Yes, the stories are sad and their struggles highlighted, but merely to inspire as the film is replete with life’s lessons.
While in his treatment of the subject, Manjule is focussed and does not waver, with unnecessary backstories or entertainment gimmicks. He spends too much time painstakingly detailing their lives and milieu and making them look unbelievably real. In the bargain, these make for tedious viewing.
Post Interval, the pace picks up and unknowingly sucks you into the lives of its characters and their aspirations, making you empathise with them. Characters overcoming their obstacles and making it to the finishing line engrosses you completely.
The film may be termed as a Sports film but is in reality, it is an inspirational one. It arouses patriotic fervour, focuses on emancipation, and has a feel-good factor throughout.
Imbued with several emotional moments the film is all heart. The adrenaline rush in the college versus slum dwellers football match is as real as the time when Don aka Ankush Meshram, receives his passport last minute and dashes to the Airport in the nick of time.
Although subtle references are made to the Dalit inhabitants of the slum, especially in the celebration’s scene, nowhere are the caste aspects dramatically highlighted.
Nowhere does Vijay Borade appear larger than life. He is immensely relatable. Amitabh Bachchan as Vijay Borade, a character based on the life of a retired sports professor Vijay Barse, who founded an NGO called Slum Soccer, strikes a chord in your heart. Not only is his portrayal natural, but immensely believable and endearing. His emotional appeal to the Lady Judge on behalf of the slum dwellers is achingly reminiscent of his charisma and oratorical skills.
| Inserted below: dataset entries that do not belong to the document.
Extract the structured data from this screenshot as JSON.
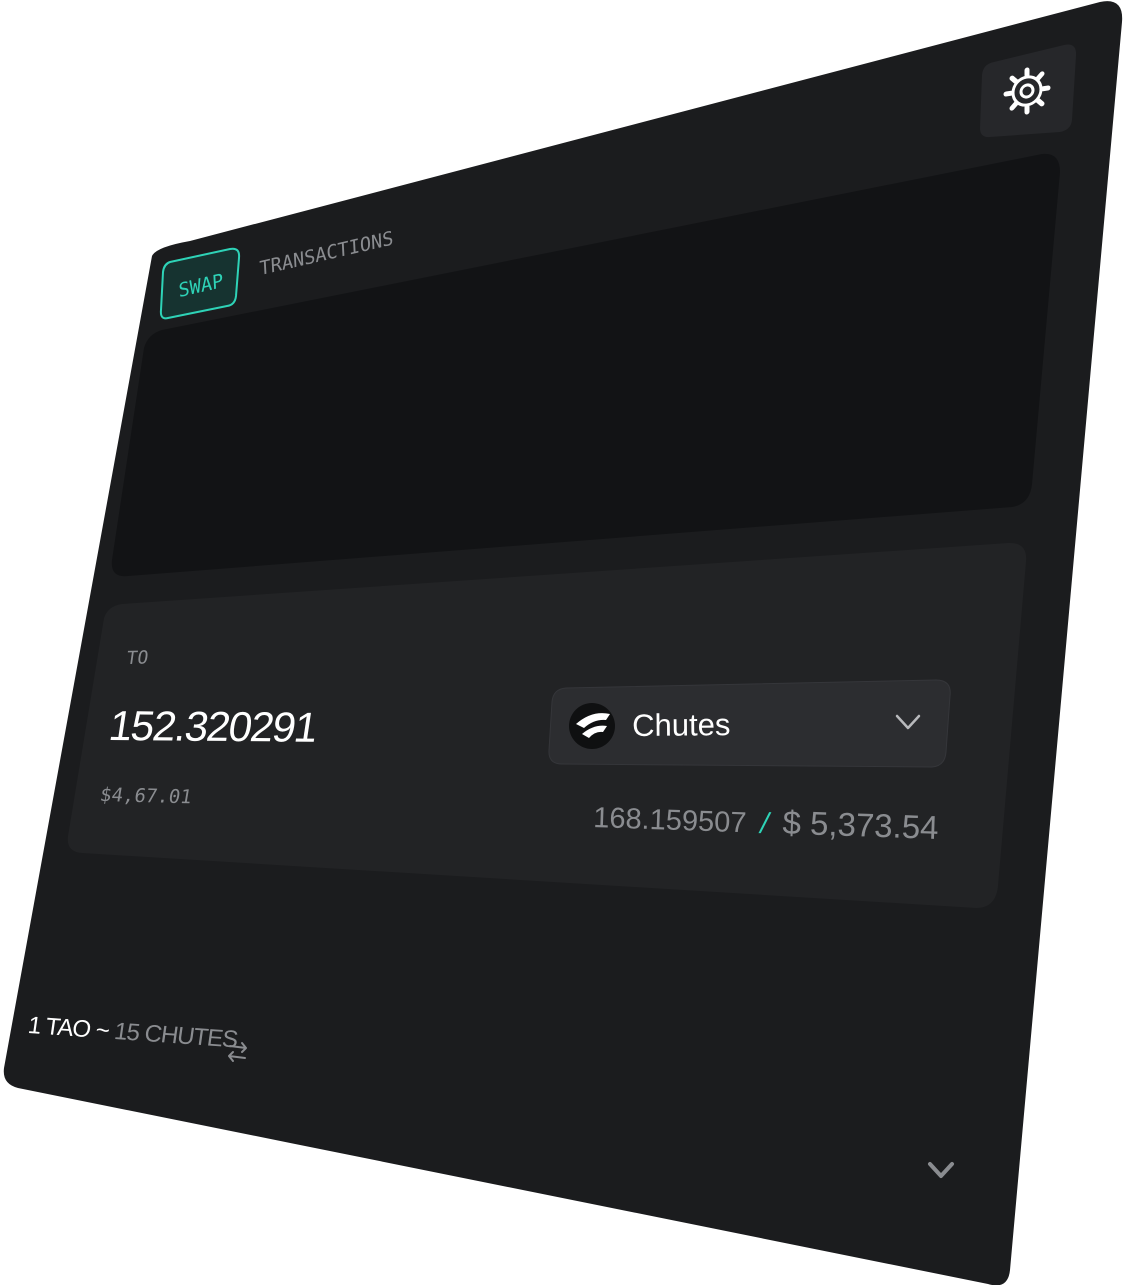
{
  "header": {
    "settings_icon": "gear-icon"
  },
  "tabs": [
    {
      "label": "SWAP",
      "active": true
    },
    {
      "label": "TRANSACTIONS",
      "active": false
    }
  ],
  "to_panel": {
    "label": "TO",
    "amount": "152.320291",
    "usd_value": "$4,67.01",
    "token": {
      "name": "Chutes",
      "icon": "chutes-logo-icon",
      "dropdown_icon": "chevron-down-icon"
    },
    "balance": "168.159507",
    "balance_separator": "/",
    "balance_usd": "$ 5,373.54"
  },
  "rate": {
    "base": "1 TAO ~",
    "quote": "15 CHUTES",
    "swap_icon": "swap-arrows-icon"
  },
  "footer": {
    "expand_icon": "chevron-down-icon"
  },
  "colors": {
    "accent": "#2ed3b7",
    "card_bg": "#1b1c1e",
    "panel_bg": "#121315",
    "to_panel_bg": "#222325",
    "text_primary": "#ffffff",
    "text_secondary": "#8a8c90"
  }
}
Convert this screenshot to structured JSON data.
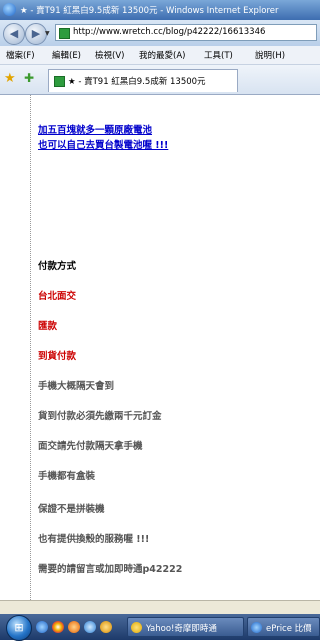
{
  "window": {
    "title": "★ - 賣T91 紅黑白9.5成新 13500元 - Windows Internet Explorer"
  },
  "nav": {
    "back_glyph": "◀",
    "forward_glyph": "▶",
    "url": "http://www.wretch.cc/blog/p42222/16613346"
  },
  "menu": {
    "items": [
      "檔案(F)",
      "編輯(E)",
      "檢視(V)",
      "我的最愛(A)",
      "工具(T)",
      "說明(H)"
    ]
  },
  "tabs": {
    "active_label": "★ - 賣T91 紅黑白9.5成新 13500元"
  },
  "content": {
    "link1": "加五百塊就多一顆原廠電池",
    "link2": "也可以自己去買台製電池喔 !!!",
    "payment_heading": "付款方式",
    "pay_option_1": "台北面交",
    "pay_option_2": "匯款",
    "pay_option_3": "到貨付款",
    "note_1": "手機大概隔天會到",
    "note_2": "貨到付款必須先繳兩千元訂金",
    "note_3": "面交請先付款隔天拿手機",
    "note_4": "手機都有盒裝",
    "note_5": "保證不是拼裝機",
    "note_6": "也有提供換殼的服務喔 !!!",
    "note_7": "需要的請留言或加即時通p42222"
  },
  "taskbar": {
    "start_glyph": "⊞",
    "task_1": "Yahoo!奇摩即時通",
    "task_2": "ePrice 比價"
  },
  "colors": {
    "link": "#0000cc",
    "heading": "#000000",
    "payment_option": "#cc0000",
    "note": "#555555"
  }
}
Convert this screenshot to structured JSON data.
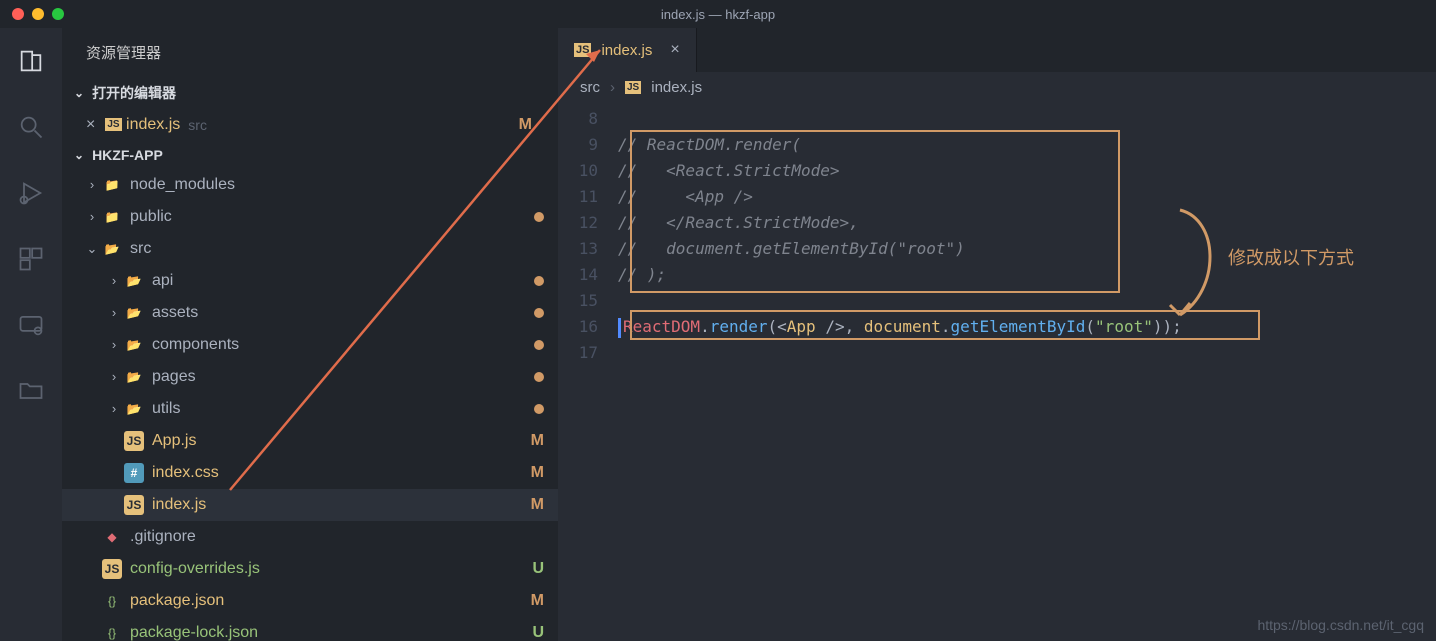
{
  "title": "index.js — hkzf-app",
  "sidebar_title": "资源管理器",
  "open_editors_label": "打开的编辑器",
  "project_label": "HKZF-APP",
  "open_editor": {
    "name": "index.js",
    "path": "src",
    "status": "M"
  },
  "tree": [
    {
      "depth": 0,
      "kind": "folder",
      "name": "node_modules",
      "expanded": false,
      "hasArrow": true,
      "statusDot": false
    },
    {
      "depth": 0,
      "kind": "folder",
      "name": "public",
      "expanded": false,
      "hasArrow": true,
      "statusDot": true
    },
    {
      "depth": 0,
      "kind": "folder-green",
      "name": "src",
      "expanded": true,
      "hasArrow": true,
      "statusDot": false
    },
    {
      "depth": 1,
      "kind": "folder-green",
      "name": "api",
      "expanded": false,
      "hasArrow": true,
      "statusDot": true
    },
    {
      "depth": 1,
      "kind": "folder-green",
      "name": "assets",
      "expanded": false,
      "hasArrow": true,
      "statusDot": true
    },
    {
      "depth": 1,
      "kind": "folder-green",
      "name": "components",
      "expanded": false,
      "hasArrow": true,
      "statusDot": true
    },
    {
      "depth": 1,
      "kind": "folder-green",
      "name": "pages",
      "expanded": false,
      "hasArrow": true,
      "statusDot": true
    },
    {
      "depth": 1,
      "kind": "folder-green",
      "name": "utils",
      "expanded": false,
      "hasArrow": true,
      "statusDot": true
    },
    {
      "depth": 1,
      "kind": "js",
      "name": "App.js",
      "status": "M"
    },
    {
      "depth": 1,
      "kind": "css",
      "name": "index.css",
      "status": "M"
    },
    {
      "depth": 1,
      "kind": "js",
      "name": "index.js",
      "status": "M",
      "selected": true
    },
    {
      "depth": 0,
      "kind": "git",
      "name": ".gitignore"
    },
    {
      "depth": 0,
      "kind": "js",
      "name": "config-overrides.js",
      "status": "U"
    },
    {
      "depth": 0,
      "kind": "json",
      "name": "package.json",
      "status": "M"
    },
    {
      "depth": 0,
      "kind": "json",
      "name": "package-lock.json",
      "status": "U"
    }
  ],
  "tab": {
    "name": "index.js"
  },
  "breadcrumb": {
    "folder": "src",
    "file": "index.js"
  },
  "code_lines": [
    {
      "n": 8,
      "html": ""
    },
    {
      "n": 9,
      "html": "<span class='comment'>// ReactDOM.render(</span>"
    },
    {
      "n": 10,
      "html": "<span class='comment'>//   &lt;React.StrictMode&gt;</span>"
    },
    {
      "n": 11,
      "html": "<span class='comment'>//     &lt;App /&gt;</span>"
    },
    {
      "n": 12,
      "html": "<span class='comment'>//   &lt;/React.StrictMode&gt;,</span>"
    },
    {
      "n": 13,
      "html": "<span class='comment'>//   document.getElementById(\"root\")</span>"
    },
    {
      "n": 14,
      "html": "<span class='comment'>// );</span>"
    },
    {
      "n": 15,
      "html": ""
    },
    {
      "n": 16,
      "html": "<span class='cursor-bar'></span><span class='kw-obj'>ReactDOM</span><span class='kw-punc'>.</span><span class='kw-func'>render</span><span class='kw-punc'>(&lt;</span><span class='kw-tag'>App</span> <span class='kw-punc'>/&gt;, </span><span class='kw-doc'>document</span><span class='kw-punc'>.</span><span class='kw-func'>getElementById</span><span class='kw-punc'>(</span><span class='kw-str'>\"root\"</span><span class='kw-punc'>));</span>"
    },
    {
      "n": 17,
      "html": ""
    }
  ],
  "annotation_text": "修改成以下方式",
  "watermark": "https://blog.csdn.net/it_cgq"
}
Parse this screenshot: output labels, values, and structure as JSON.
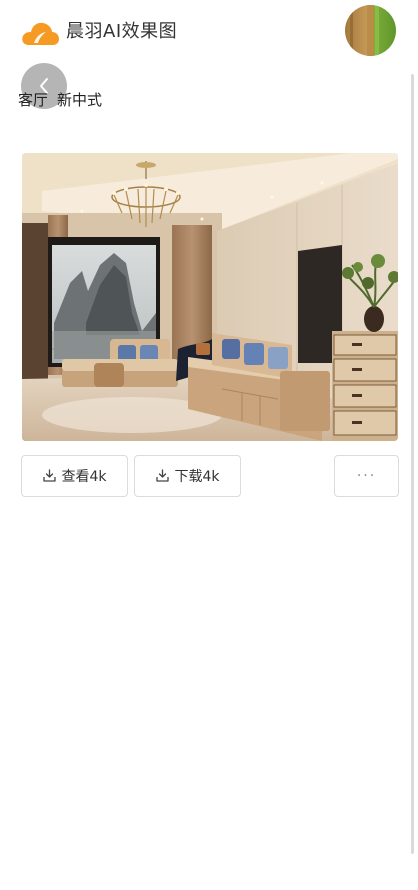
{
  "header": {
    "app_title": "晨羽AI效果图",
    "logo_icon": "orange-cloud-logo",
    "avatar_icon": "user-avatar"
  },
  "breadcrumb": {
    "back_icon": "chevron-left-icon",
    "room": "客厅",
    "style": "新中式"
  },
  "image": {
    "description_icon": "rendered-living-room-image"
  },
  "actions": {
    "view_label": "查看4k",
    "download_label": "下载4k",
    "more_label": "···",
    "download_icon": "download-tray-icon"
  },
  "colors": {
    "brand_orange": "#f59a23",
    "text": "#333333",
    "border": "#dcdcdc"
  }
}
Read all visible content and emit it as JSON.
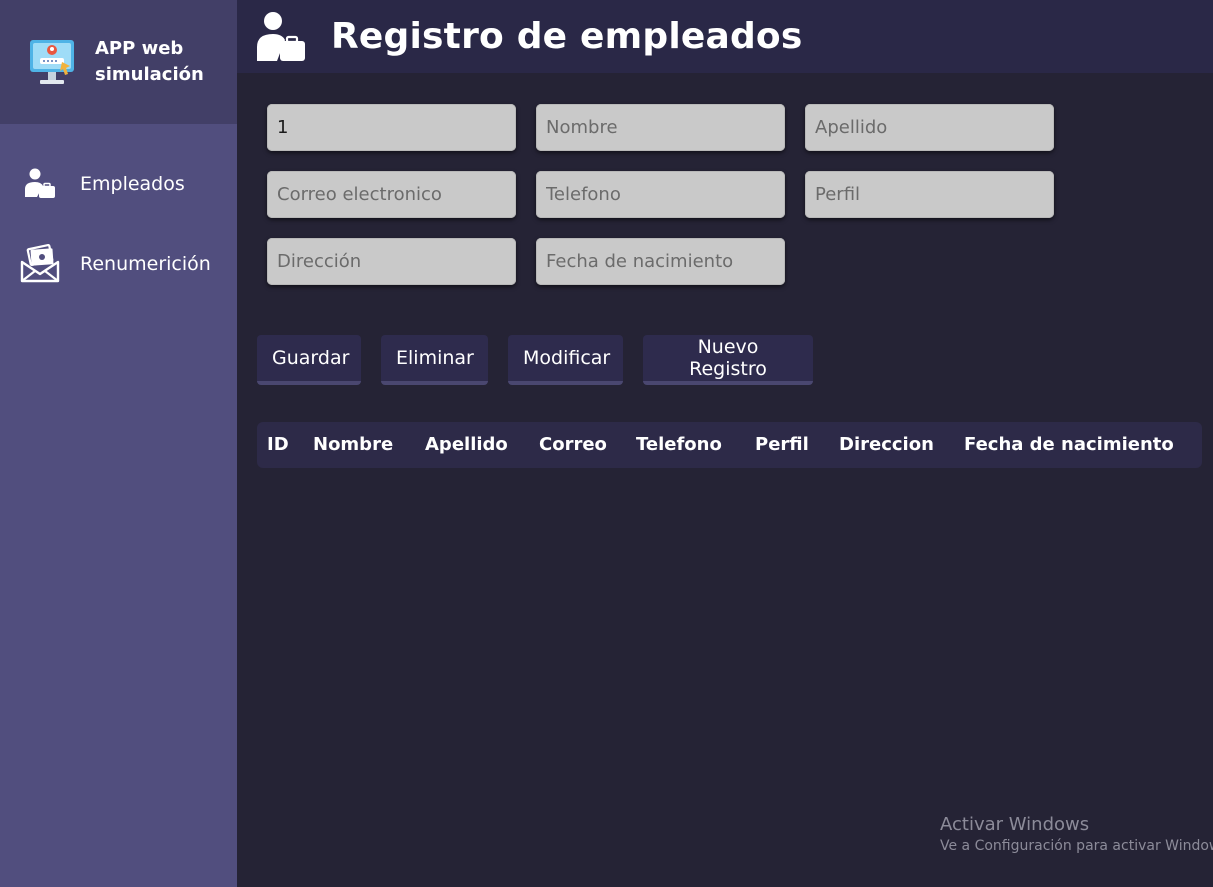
{
  "app": {
    "name": "APP web simulación"
  },
  "sidebar": {
    "items": [
      {
        "label": "Empleados",
        "icon": "employee-briefcase-icon"
      },
      {
        "label": "Renumerición",
        "icon": "money-envelope-icon"
      }
    ]
  },
  "header": {
    "title": "Registro de empleados",
    "icon": "employee-briefcase-icon"
  },
  "form": {
    "id_value": "1",
    "nombre_placeholder": "Nombre",
    "apellido_placeholder": "Apellido",
    "correo_placeholder": "Correo electronico",
    "telefono_placeholder": "Telefono",
    "perfil_placeholder": "Perfil",
    "direccion_placeholder": "Dirección",
    "fecha_placeholder": "Fecha de nacimiento"
  },
  "buttons": {
    "guardar": "Guardar",
    "eliminar": "Eliminar",
    "modificar": "Modificar",
    "nuevo": "Nuevo Registro"
  },
  "table": {
    "columns": [
      "ID",
      "Nombre",
      "Apellido",
      "Correo",
      "Telefono",
      "Perfil",
      "Direccion",
      "Fecha de nacimiento"
    ],
    "rows": []
  },
  "watermark": {
    "title": "Activar Windows",
    "subtitle": "Ve a Configuración para activar Windows."
  },
  "colors": {
    "sidebar": "#514e7e",
    "brand_bg": "#423f67",
    "header_bg": "#2a2847",
    "main_bg": "#252335",
    "field_bg": "#c9c9c9",
    "button_bg": "#2e2b4d"
  }
}
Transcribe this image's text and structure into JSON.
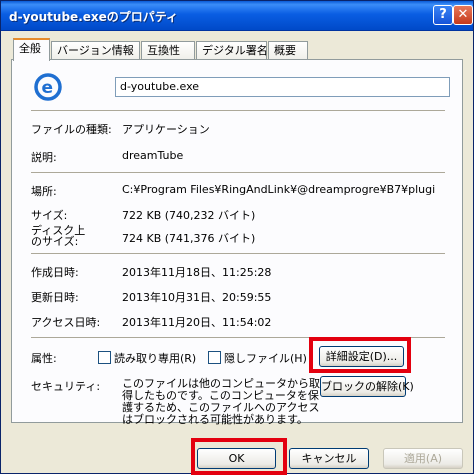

All the other ensemble cast deliver pitch-perfect performances, given the characters they are playing. They look and feel their parts effortlessly. Ankush Gedam as Don is lovable owing to his vulnerability, displaying versatility as an actor. Akash Thosar- is presented in a new avatar, and Rinku Rajguru too makes her mark.
The music effectively captures and enhances the essence of the film and is almost characteristic of Manjule’s films.
Overall, ‘Jhund’ reinforces that if the intent is good and convictions strong, the impossible can be achieved, and as the slum kids leave for the world championship league abroad, you no longer view them as just a crowd.